Goat meat is delicious. There has always been a demand for goat meat in the United States, and it continues to grow. Goat meat is met with increasing popularity as the country's culinary tastes expand to include more cultural diversity. Try it if you can.

San Clemente Island goats reflect their insular history by being small and fine-boned, but can still be an excellent meat goat. 

Some may question whether or not it is ethical to eat an endangered animal. The more uses we have for these goats, the more popular they'll become. It's much easier to save a breed that has proven agricultural value. San Clemente Island goats may be small, but they're also fuel-efficient.

We now have a report from one of our breeders who tried 3 different 2-year-old bucks. He reports that the meat was very tasty, and had good flavor but was not too goaty. He recommends San Clemente Island goat meat as an excellent "slow growth" meat.

Restaurants are excited about serving locally-raised meats, and the demand for organic and humanely-raised meat continues to grow. 
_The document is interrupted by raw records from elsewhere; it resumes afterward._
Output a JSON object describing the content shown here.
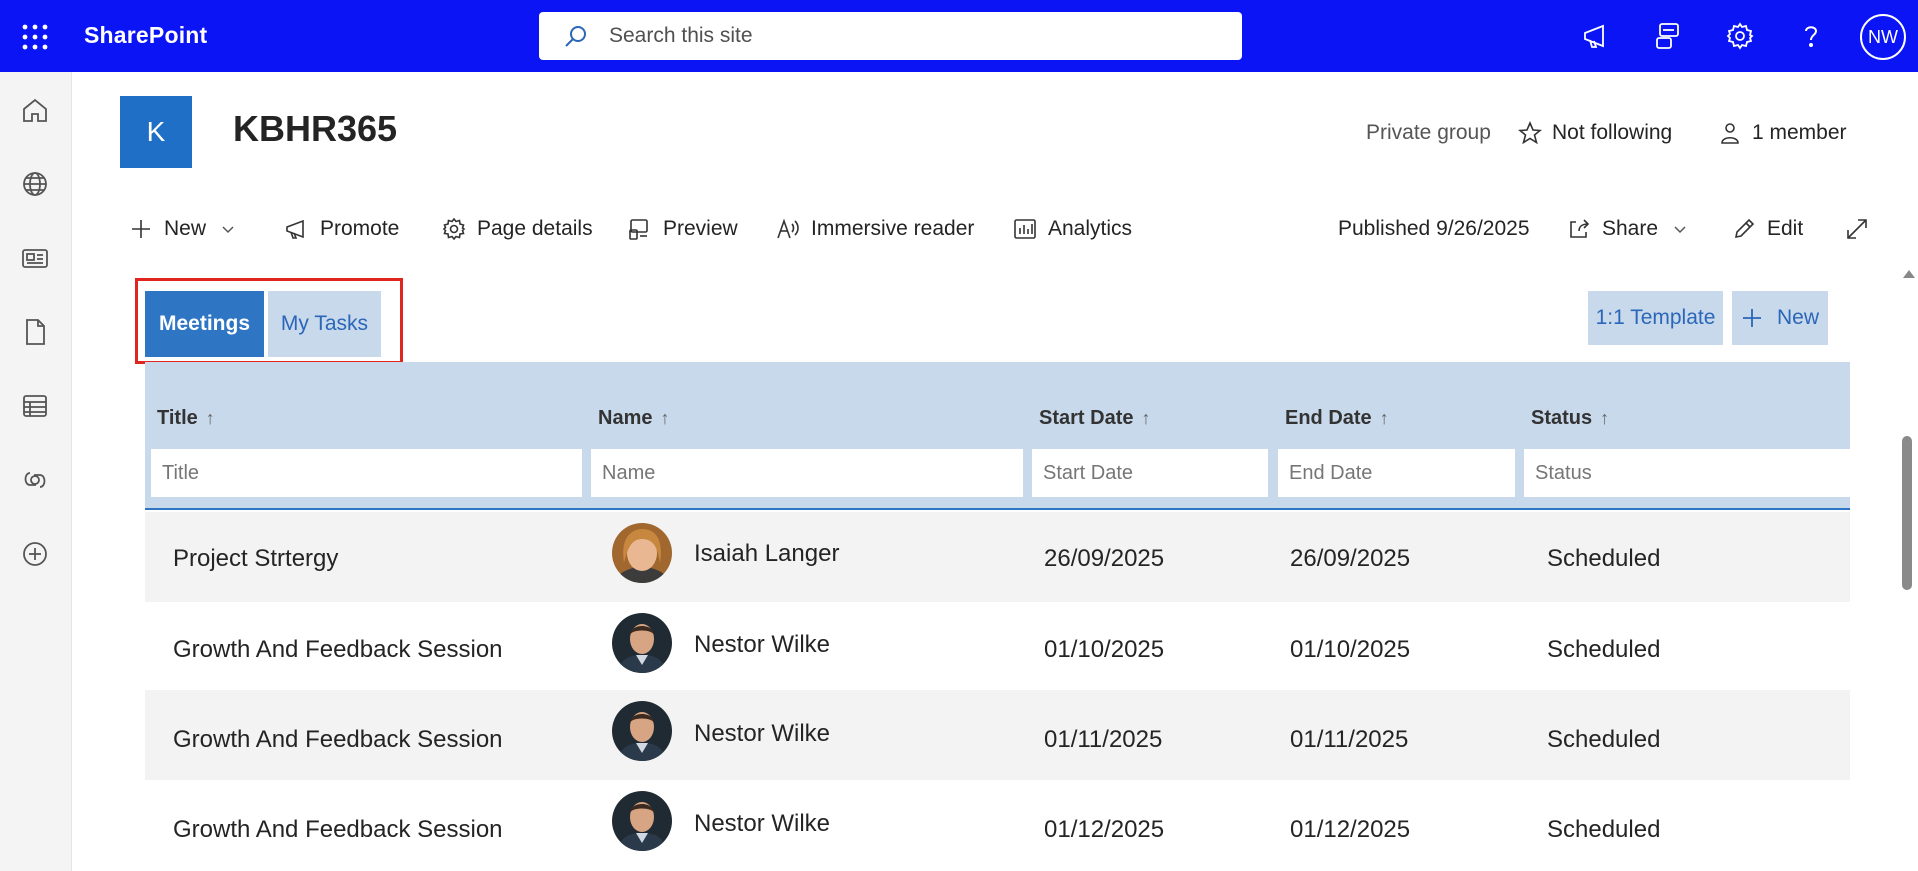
{
  "suitebar": {
    "brand": "SharePoint",
    "search_placeholder": "Search this site",
    "avatar_initials": "NW",
    "bg_color": "#0a14f5"
  },
  "site": {
    "logo_letter": "K",
    "title": "KBHR365",
    "privacy": "Private group",
    "follow": "Not following",
    "members": "1 member"
  },
  "commandbar": {
    "new": "New",
    "promote": "Promote",
    "page_details": "Page details",
    "preview": "Preview",
    "immersive_reader": "Immersive reader",
    "analytics": "Analytics",
    "published": "Published 9/26/2025",
    "share": "Share",
    "edit": "Edit"
  },
  "tabs": {
    "meetings": "Meetings",
    "my_tasks": "My Tasks",
    "template_button": "1:1 Template",
    "new_button": "New"
  },
  "table": {
    "columns": [
      {
        "label": "Title",
        "filter_placeholder": "Title"
      },
      {
        "label": "Name",
        "filter_placeholder": "Name"
      },
      {
        "label": "Start Date",
        "filter_placeholder": "Start Date"
      },
      {
        "label": "End Date",
        "filter_placeholder": "End Date"
      },
      {
        "label": "Status",
        "filter_placeholder": "Status"
      }
    ],
    "sort_arrow": "↑",
    "rows": [
      {
        "title": "Project Strtergy",
        "name": "Isaiah Langer",
        "start": "26/09/2025",
        "end": "26/09/2025",
        "status": "Scheduled"
      },
      {
        "title": "Growth And Feedback Session",
        "name": "Nestor Wilke",
        "start": "01/10/2025",
        "end": "01/10/2025",
        "status": "Scheduled"
      },
      {
        "title": "Growth And Feedback Session",
        "name": "Nestor Wilke",
        "start": "01/11/2025",
        "end": "01/11/2025",
        "status": "Scheduled"
      },
      {
        "title": "Growth And Feedback Session",
        "name": "Nestor Wilke",
        "start": "01/12/2025",
        "end": "01/12/2025",
        "status": "Scheduled"
      }
    ]
  }
}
Commercial meat goat breeders are also getting interested in San Clemente Island goats. Some of these breeders would like to add the hardiness of San Clemente Island goats into their herds, and these herds may contain percentages of Boer goats, Kiko goats, and others. For those of us who have worked hard to keep purebred San Clemente Island goats going, the thought of allowing them to be purposely mixed with crossbreeds might at first seem like a waste. However, if you do have a good-quality buck that you don't need, that no other breeder needs, and whose genetics are readily available and well-represented, please consider selling him to a commercial breeder who seeks hardiness and who is comfortable with a smaller goat. Spanish goats avoided extinction due to the demand from commercial breeders for their hardy genes, and it would do us well to increase the demand for San Clemente Island goats in similar arenas. 

We recommend "The Meat Goat Handbook" by Yvonne Zweede-Tucker, published January 2012. It's complete but not complicated, and addresses meat goat ranching from all perspectives. It includes loads of San Clemente Island goat photos from SCI breeders across the USA!
Buying it direct from the author will keep the profits on her farm! You can do this at www.smokeridge.net/meatgoathandbook.htm